> _Problem to work on_
The full set of records must be set down verbatim.

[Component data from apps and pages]
++++++

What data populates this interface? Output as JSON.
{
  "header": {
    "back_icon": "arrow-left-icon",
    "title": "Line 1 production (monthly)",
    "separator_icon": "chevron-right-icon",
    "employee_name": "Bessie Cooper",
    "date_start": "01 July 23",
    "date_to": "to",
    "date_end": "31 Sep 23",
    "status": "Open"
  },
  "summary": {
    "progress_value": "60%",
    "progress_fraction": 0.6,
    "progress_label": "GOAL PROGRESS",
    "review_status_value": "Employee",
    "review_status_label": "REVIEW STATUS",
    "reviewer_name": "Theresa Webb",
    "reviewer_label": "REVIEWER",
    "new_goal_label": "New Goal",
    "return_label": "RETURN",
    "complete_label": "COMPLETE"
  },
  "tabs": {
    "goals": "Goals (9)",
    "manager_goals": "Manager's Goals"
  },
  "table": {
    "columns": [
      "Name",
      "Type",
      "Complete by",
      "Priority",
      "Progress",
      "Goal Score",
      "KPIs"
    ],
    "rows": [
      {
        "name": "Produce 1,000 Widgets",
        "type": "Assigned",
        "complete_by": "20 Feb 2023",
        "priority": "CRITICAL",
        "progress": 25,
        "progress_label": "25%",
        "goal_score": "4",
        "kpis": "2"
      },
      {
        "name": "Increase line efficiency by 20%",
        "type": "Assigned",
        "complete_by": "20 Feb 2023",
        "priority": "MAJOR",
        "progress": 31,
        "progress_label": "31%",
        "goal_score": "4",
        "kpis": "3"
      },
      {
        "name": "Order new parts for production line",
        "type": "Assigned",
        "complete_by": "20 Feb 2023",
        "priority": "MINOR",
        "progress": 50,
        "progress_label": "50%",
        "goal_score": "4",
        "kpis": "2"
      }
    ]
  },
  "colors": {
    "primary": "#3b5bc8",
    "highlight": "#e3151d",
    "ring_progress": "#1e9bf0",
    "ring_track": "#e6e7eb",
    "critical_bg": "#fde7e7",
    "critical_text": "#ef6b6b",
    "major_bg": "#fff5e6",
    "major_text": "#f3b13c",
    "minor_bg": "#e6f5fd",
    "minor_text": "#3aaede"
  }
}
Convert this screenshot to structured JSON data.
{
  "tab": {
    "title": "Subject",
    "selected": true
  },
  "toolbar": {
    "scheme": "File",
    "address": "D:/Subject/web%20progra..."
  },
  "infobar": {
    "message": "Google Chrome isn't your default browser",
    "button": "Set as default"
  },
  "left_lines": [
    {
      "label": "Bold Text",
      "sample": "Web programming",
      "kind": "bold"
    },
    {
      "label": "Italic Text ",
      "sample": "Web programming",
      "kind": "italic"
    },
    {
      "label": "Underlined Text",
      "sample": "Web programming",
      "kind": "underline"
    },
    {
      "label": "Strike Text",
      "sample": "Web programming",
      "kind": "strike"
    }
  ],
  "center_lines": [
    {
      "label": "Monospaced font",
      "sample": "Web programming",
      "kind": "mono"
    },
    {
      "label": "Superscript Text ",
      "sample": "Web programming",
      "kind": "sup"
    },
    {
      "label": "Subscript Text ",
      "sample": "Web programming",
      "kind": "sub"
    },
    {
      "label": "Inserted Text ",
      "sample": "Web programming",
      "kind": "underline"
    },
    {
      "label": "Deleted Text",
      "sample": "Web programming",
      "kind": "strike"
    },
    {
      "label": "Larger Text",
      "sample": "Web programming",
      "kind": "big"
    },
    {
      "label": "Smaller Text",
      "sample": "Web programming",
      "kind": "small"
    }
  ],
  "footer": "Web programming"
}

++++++

> _Exercise output_
What data populates this interface? Output as JSON.
{
  "header": {
    "back_icon": "arrow-left-icon",
    "title": "Line 1 production (monthly)",
    "separator_icon": "chevron-right-icon",
    "employee_name": "Bessie Cooper",
    "date_start": "01 July 23",
    "date_to": "to",
    "date_end": "31 Sep 23",
    "status": "Open"
  },
  "summary": {
    "progress_value": "60%",
    "progress_fraction": 0.6,
    "progress_label": "GOAL PROGRESS",
    "review_status_value": "Employee",
    "review_status_label": "REVIEW STATUS",
    "reviewer_name": "Theresa Webb",
    "reviewer_label": "REVIEWER",
    "new_goal_label": "New Goal",
    "return_label": "RETURN",
    "complete_label": "COMPLETE"
  },
  "tabs": {
    "goals": "Goals (9)",
    "manager_goals": "Manager's Goals"
  },
  "table": {
    "columns": [
      "Name",
      "Type",
      "Complete by",
      "Priority",
      "Progress",
      "Goal Score",
      "KPIs"
    ],
    "rows": [
      {
        "name": "Produce 1,000 Widgets",
        "type": "Assigned",
        "complete_by": "20 Feb 2023",
        "priority": "CRITICAL",
        "progress": 25,
        "progress_label": "25%",
        "goal_score": "4",
        "kpis": "2"
      },
      {
        "name": "Increase line efficiency by 20%",
        "type": "Assigned",
        "complete_by": "20 Feb 2023",
        "priority": "MAJOR",
        "progress": 31,
        "progress_label": "31%",
        "goal_score": "4",
        "kpis": "3"
      },
      {
        "name": "Order new parts for production line",
        "type": "Assigned",
        "complete_by": "20 Feb 2023",
        "priority": "MINOR",
        "progress": 50,
        "progress_label": "50%",
        "goal_score": "4",
        "kpis": "2"
      }
    ]
  },
  "colors": {
    "primary": "#3b5bc8",
    "highlight": "#e3151d",
    "ring_progress": "#1e9bf0",
    "ring_track": "#e6e7eb",
    "critical_bg": "#fde7e7",
    "critical_text": "#ef6b6b",
    "major_bg": "#fff5e6",
    "major_text": "#f3b13c",
    "minor_bg": "#e6f5fd",
    "minor_text": "#3aaede"
  }
}
Convert this screenshot to structured JSON data.
{
  "tab": {
    "title": "Subject",
    "selected": true
  },
  "toolbar": {
    "scheme": "File",
    "address": "D:/Subject/web%20progra..."
  },
  "infobar": {
    "message": "Google Chrome isn't your default browser",
    "button": "Set as default"
  },
  "left_lines": [
    {
      "label": "Bold Text",
      "sample": "Web programming",
      "kind": "bold"
    },
    {
      "label": "Italic Text ",
      "sample": "Web programming",
      "kind": "italic"
    },
    {
      "label": "Underlined Text",
      "sample": "Web programming",
      "kind": "underline"
    },
    {
      "label": "Strike Text",
      "sample": "Web programming",
      "kind": "strike"
    }
  ],
  "center_lines": [
    {
      "label": "Monospaced font",
      "sample": "Web programming",
      "kind": "mono"
    },
    {
      "label": "Superscript Text ",
      "sample": "Web programming",
      "kind": "sup"
    },
    {
      "label": "Subscript Text ",
      "sample": "Web programming",
      "kind": "sub"
    },
    {
      "label": "Inserted Text ",
      "sample": "Web programming",
      "kind": "underline"
    },
    {
      "label": "Deleted Text",
      "sample": "Web programming",
      "kind": "strike"
    },
    {
      "label": "Larger Text",
      "sample": "Web programming",
      "kind": "big"
    },
    {
      "label": "Smaller Text",
      "sample": "Web programming",
      "kind": "small"
    }
  ],
  "footer": "Web programming"
}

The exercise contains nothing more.